╔══

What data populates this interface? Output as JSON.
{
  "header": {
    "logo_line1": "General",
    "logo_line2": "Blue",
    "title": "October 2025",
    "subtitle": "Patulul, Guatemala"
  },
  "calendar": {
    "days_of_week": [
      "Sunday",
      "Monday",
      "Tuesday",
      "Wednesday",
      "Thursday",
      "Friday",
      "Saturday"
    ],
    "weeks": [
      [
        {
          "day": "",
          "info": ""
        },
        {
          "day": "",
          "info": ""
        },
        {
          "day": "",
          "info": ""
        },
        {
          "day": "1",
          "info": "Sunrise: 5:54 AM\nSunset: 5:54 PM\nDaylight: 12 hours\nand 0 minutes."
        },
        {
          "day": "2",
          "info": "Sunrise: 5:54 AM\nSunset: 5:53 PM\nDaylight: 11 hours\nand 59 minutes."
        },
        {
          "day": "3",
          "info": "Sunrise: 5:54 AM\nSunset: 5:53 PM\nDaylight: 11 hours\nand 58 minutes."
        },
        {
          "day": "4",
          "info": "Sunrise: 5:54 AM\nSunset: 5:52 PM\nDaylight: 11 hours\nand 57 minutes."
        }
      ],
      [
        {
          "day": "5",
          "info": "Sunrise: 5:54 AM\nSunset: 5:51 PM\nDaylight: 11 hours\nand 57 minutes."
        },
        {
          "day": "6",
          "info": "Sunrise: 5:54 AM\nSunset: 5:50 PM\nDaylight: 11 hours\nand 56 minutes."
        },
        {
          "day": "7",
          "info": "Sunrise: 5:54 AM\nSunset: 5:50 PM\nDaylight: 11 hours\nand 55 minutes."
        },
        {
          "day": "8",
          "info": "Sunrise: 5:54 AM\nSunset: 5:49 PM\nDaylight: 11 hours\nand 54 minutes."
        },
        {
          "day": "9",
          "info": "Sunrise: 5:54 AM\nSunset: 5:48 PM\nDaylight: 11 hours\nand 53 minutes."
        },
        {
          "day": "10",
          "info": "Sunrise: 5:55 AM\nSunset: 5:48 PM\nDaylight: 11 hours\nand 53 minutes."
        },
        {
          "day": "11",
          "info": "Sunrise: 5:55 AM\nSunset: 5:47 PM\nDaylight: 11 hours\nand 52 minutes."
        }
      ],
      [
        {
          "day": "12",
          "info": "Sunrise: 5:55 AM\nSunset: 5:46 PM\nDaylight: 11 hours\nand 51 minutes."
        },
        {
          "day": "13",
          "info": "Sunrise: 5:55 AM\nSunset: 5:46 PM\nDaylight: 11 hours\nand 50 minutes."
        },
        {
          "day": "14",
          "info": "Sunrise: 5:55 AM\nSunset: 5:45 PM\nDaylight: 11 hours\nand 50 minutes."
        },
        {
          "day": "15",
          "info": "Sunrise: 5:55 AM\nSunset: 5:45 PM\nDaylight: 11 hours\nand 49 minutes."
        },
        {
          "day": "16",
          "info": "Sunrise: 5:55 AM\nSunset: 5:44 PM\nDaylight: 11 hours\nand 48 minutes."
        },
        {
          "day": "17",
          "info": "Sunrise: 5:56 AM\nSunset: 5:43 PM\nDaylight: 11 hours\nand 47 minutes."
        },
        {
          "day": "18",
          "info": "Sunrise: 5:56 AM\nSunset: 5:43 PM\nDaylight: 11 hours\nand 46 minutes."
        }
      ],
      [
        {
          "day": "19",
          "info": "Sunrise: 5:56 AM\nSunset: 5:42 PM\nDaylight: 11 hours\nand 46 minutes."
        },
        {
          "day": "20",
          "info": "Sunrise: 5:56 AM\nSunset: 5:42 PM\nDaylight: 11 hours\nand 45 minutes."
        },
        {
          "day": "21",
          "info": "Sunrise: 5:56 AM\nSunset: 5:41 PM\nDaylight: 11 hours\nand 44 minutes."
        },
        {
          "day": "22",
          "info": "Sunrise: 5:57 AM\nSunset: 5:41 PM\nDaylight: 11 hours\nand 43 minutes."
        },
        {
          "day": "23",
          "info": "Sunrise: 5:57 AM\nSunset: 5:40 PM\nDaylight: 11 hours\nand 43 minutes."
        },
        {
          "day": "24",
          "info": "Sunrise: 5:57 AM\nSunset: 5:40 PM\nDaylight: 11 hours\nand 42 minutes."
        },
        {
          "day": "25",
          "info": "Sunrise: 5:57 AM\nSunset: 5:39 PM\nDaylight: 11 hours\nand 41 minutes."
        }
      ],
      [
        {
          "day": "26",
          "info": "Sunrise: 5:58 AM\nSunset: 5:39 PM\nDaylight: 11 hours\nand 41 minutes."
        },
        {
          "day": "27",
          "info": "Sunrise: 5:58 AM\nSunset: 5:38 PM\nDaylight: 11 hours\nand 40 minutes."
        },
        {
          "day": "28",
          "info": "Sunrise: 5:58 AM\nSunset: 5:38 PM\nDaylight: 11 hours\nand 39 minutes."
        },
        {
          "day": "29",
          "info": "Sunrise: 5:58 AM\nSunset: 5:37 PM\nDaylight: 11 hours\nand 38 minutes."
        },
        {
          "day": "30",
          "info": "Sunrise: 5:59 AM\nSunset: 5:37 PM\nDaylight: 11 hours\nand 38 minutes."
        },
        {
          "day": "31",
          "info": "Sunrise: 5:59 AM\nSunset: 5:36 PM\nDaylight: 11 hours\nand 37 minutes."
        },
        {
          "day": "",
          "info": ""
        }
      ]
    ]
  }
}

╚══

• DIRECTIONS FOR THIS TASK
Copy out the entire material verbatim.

• FINISHED TASK
What data populates this interface? Output as JSON.
{
  "header": {
    "logo_line1": "General",
    "logo_line2": "Blue",
    "title": "October 2025",
    "subtitle": "Patulul, Guatemala"
  },
  "calendar": {
    "days_of_week": [
      "Sunday",
      "Monday",
      "Tuesday",
      "Wednesday",
      "Thursday",
      "Friday",
      "Saturday"
    ],
    "weeks": [
      [
        {
          "day": "",
          "info": ""
        },
        {
          "day": "",
          "info": ""
        },
        {
          "day": "",
          "info": ""
        },
        {
          "day": "1",
          "info": "Sunrise: 5:54 AM\nSunset: 5:54 PM\nDaylight: 12 hours\nand 0 minutes."
        },
        {
          "day": "2",
          "info": "Sunrise: 5:54 AM\nSunset: 5:53 PM\nDaylight: 11 hours\nand 59 minutes."
        },
        {
          "day": "3",
          "info": "Sunrise: 5:54 AM\nSunset: 5:53 PM\nDaylight: 11 hours\nand 58 minutes."
        },
        {
          "day": "4",
          "info": "Sunrise: 5:54 AM\nSunset: 5:52 PM\nDaylight: 11 hours\nand 57 minutes."
        }
      ],
      [
        {
          "day": "5",
          "info": "Sunrise: 5:54 AM\nSunset: 5:51 PM\nDaylight: 11 hours\nand 57 minutes."
        },
        {
          "day": "6",
          "info": "Sunrise: 5:54 AM\nSunset: 5:50 PM\nDaylight: 11 hours\nand 56 minutes."
        },
        {
          "day": "7",
          "info": "Sunrise: 5:54 AM\nSunset: 5:50 PM\nDaylight: 11 hours\nand 55 minutes."
        },
        {
          "day": "8",
          "info": "Sunrise: 5:54 AM\nSunset: 5:49 PM\nDaylight: 11 hours\nand 54 minutes."
        },
        {
          "day": "9",
          "info": "Sunrise: 5:54 AM\nSunset: 5:48 PM\nDaylight: 11 hours\nand 53 minutes."
        },
        {
          "day": "10",
          "info": "Sunrise: 5:55 AM\nSunset: 5:48 PM\nDaylight: 11 hours\nand 53 minutes."
        },
        {
          "day": "11",
          "info": "Sunrise: 5:55 AM\nSunset: 5:47 PM\nDaylight: 11 hours\nand 52 minutes."
        }
      ],
      [
        {
          "day": "12",
          "info": "Sunrise: 5:55 AM\nSunset: 5:46 PM\nDaylight: 11 hours\nand 51 minutes."
        },
        {
          "day": "13",
          "info": "Sunrise: 5:55 AM\nSunset: 5:46 PM\nDaylight: 11 hours\nand 50 minutes."
        },
        {
          "day": "14",
          "info": "Sunrise: 5:55 AM\nSunset: 5:45 PM\nDaylight: 11 hours\nand 50 minutes."
        },
        {
          "day": "15",
          "info": "Sunrise: 5:55 AM\nSunset: 5:45 PM\nDaylight: 11 hours\nand 49 minutes."
        },
        {
          "day": "16",
          "info": "Sunrise: 5:55 AM\nSunset: 5:44 PM\nDaylight: 11 hours\nand 48 minutes."
        },
        {
          "day": "17",
          "info": "Sunrise: 5:56 AM\nSunset: 5:43 PM\nDaylight: 11 hours\nand 47 minutes."
        },
        {
          "day": "18",
          "info": "Sunrise: 5:56 AM\nSunset: 5:43 PM\nDaylight: 11 hours\nand 46 minutes."
        }
      ],
      [
        {
          "day": "19",
          "info": "Sunrise: 5:56 AM\nSunset: 5:42 PM\nDaylight: 11 hours\nand 46 minutes."
        },
        {
          "day": "20",
          "info": "Sunrise: 5:56 AM\nSunset: 5:42 PM\nDaylight: 11 hours\nand 45 minutes."
        },
        {
          "day": "21",
          "info": "Sunrise: 5:56 AM\nSunset: 5:41 PM\nDaylight: 11 hours\nand 44 minutes."
        },
        {
          "day": "22",
          "info": "Sunrise: 5:57 AM\nSunset: 5:41 PM\nDaylight: 11 hours\nand 43 minutes."
        },
        {
          "day": "23",
          "info": "Sunrise: 5:57 AM\nSunset: 5:40 PM\nDaylight: 11 hours\nand 43 minutes."
        },
        {
          "day": "24",
          "info": "Sunrise: 5:57 AM\nSunset: 5:40 PM\nDaylight: 11 hours\nand 42 minutes."
        },
        {
          "day": "25",
          "info": "Sunrise: 5:57 AM\nSunset: 5:39 PM\nDaylight: 11 hours\nand 41 minutes."
        }
      ],
      [
        {
          "day": "26",
          "info": "Sunrise: 5:58 AM\nSunset: 5:39 PM\nDaylight: 11 hours\nand 41 minutes."
        },
        {
          "day": "27",
          "info": "Sunrise: 5:58 AM\nSunset: 5:38 PM\nDaylight: 11 hours\nand 40 minutes."
        },
        {
          "day": "28",
          "info": "Sunrise: 5:58 AM\nSunset: 5:38 PM\nDaylight: 11 hours\nand 39 minutes."
        },
        {
          "day": "29",
          "info": "Sunrise: 5:58 AM\nSunset: 5:37 PM\nDaylight: 11 hours\nand 38 minutes."
        },
        {
          "day": "30",
          "info": "Sunrise: 5:59 AM\nSunset: 5:37 PM\nDaylight: 11 hours\nand 38 minutes."
        },
        {
          "day": "31",
          "info": "Sunrise: 5:59 AM\nSunset: 5:36 PM\nDaylight: 11 hours\nand 37 minutes."
        },
        {
          "day": "",
          "info": ""
        }
      ]
    ]
  }
}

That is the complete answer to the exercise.